throughout the years I’ve turned to its literary cousin—Dashiell Hammett,
Raymond Chandler and Mickey Spillane in particular. So much can be done within
that framework that it’s practically inexhaustible in the hands of good
writers. And Greg Herren and J.M. Redmann’s Men of the Mean Streets has
good writers in spades—Sam Spades, that is.
Of course, Men of the Mean Streets has a nicely queer
spin to the tales, akin to the recently-reviewed queering of Sherlock Holmes, A
Study in Lavender. Given such a spin, the writers in both books seem to be
freed from the conventions of their predecessors to create wonderfully intriguing
scenarios with rich characters.

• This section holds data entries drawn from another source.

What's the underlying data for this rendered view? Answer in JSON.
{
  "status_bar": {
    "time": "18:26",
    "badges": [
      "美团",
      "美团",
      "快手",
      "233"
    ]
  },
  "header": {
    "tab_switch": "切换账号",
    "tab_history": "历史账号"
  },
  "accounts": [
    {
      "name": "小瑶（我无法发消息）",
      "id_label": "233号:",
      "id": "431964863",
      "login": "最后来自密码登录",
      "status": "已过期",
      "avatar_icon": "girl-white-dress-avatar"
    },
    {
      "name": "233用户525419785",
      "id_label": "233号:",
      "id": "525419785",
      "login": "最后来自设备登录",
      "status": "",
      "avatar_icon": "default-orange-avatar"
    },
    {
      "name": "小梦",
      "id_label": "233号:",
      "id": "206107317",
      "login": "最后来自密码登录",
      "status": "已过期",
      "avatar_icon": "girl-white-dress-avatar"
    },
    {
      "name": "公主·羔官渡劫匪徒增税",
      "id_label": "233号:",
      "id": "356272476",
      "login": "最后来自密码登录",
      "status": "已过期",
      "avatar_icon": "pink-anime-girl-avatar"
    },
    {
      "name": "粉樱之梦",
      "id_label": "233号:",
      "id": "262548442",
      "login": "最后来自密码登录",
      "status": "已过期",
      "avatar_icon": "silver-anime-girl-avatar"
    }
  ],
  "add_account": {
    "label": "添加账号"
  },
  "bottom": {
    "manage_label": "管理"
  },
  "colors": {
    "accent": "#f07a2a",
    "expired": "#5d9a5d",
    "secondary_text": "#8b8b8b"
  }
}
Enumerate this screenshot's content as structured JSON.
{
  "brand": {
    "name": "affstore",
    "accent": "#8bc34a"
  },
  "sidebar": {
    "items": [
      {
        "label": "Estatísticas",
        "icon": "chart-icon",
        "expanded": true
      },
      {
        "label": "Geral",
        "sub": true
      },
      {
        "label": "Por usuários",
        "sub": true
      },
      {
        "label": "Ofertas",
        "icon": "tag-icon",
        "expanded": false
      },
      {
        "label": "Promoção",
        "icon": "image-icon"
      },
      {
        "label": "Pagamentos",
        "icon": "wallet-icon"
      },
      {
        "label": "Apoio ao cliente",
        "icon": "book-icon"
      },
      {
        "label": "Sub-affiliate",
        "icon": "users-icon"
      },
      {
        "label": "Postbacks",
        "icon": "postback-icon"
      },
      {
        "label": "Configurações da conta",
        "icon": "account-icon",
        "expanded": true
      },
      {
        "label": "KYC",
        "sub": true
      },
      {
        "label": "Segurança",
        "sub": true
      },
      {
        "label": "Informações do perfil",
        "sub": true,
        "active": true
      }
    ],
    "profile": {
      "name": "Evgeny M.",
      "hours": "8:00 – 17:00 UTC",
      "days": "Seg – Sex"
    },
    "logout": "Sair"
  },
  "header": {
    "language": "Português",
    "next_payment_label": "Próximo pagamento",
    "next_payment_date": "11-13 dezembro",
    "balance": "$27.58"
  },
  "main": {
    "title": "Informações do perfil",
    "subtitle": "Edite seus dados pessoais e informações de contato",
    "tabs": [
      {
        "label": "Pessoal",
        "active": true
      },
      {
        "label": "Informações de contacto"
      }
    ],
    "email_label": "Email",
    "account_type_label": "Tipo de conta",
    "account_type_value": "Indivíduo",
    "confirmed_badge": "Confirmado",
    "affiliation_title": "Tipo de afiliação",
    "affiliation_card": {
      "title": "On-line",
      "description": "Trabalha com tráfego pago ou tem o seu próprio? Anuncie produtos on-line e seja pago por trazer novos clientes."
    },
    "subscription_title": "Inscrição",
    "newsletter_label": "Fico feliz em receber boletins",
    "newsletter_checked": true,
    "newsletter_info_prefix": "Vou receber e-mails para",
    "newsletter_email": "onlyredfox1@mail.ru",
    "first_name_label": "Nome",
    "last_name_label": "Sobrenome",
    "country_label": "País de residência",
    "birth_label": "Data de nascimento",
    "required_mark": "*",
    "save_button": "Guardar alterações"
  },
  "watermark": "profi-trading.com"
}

Take the powerhouse trio that opens this collection as an
example: ‘Nathan Burgoine’s “Keeping the Faith” is an incredibly successful
foray into hard-boiled religious philosophy as a priest visits a detective to
discover who has stolen his faith while Rob Byrnes’ “Patience, Colorado”
explores more than mere genre tropes as his hero is set up by a small town
gayboy longing to hit the streets of San Francisco. And then there’s “Mouse,”
by Jeffrey Round, a deftly drawn character study of two brothers and the
chilling incident that changed their lives forever.
All three of these gems are fascinating reads that make the
most of noir-ish elements as well as queer life. But as terrific as they are,
they’re only the beginning. Michael Thomas Ford turns in a bravura performance
with “Faithful,” which sees a mob wife taking on an enemy family—in more ways
than one—to secure her husband’s safety, with a wicked-ass twist at the end.
And Greg Herren’s “Spin Cycle,” about a man driven to murder by laundry is
creepily hysterical. Jeffrey Ricker’s “Murder on the Midway” is a neatly
plotted gumshoe epic, and the editor-turned-murderer in Max Reynolds’ “The Thin
Blue Line(s)” is a hapless victim who turns the tables on one of his writers.
There are other marvelous pieces here as well, including
Neil Plakcy’s graphic and twisted “An Appetite for Warmth,” Josh Aterovis’ “The
Case of the Missing Bulldog” and even a spec-fic noir (“Imago Blue”) from the
ever-inventive Felice Picano. No matter what your taste for mystery is like, Men
of the Mean Streets is likely to take you for a long ride with a big gun.
I can hardly wait to start its distaff counterpart, Women
of the Mean Streets, but I need to let in a little light before I read any
Otherwise, I’ll lose my summer tan.
Reviewed by Jerry Wheeler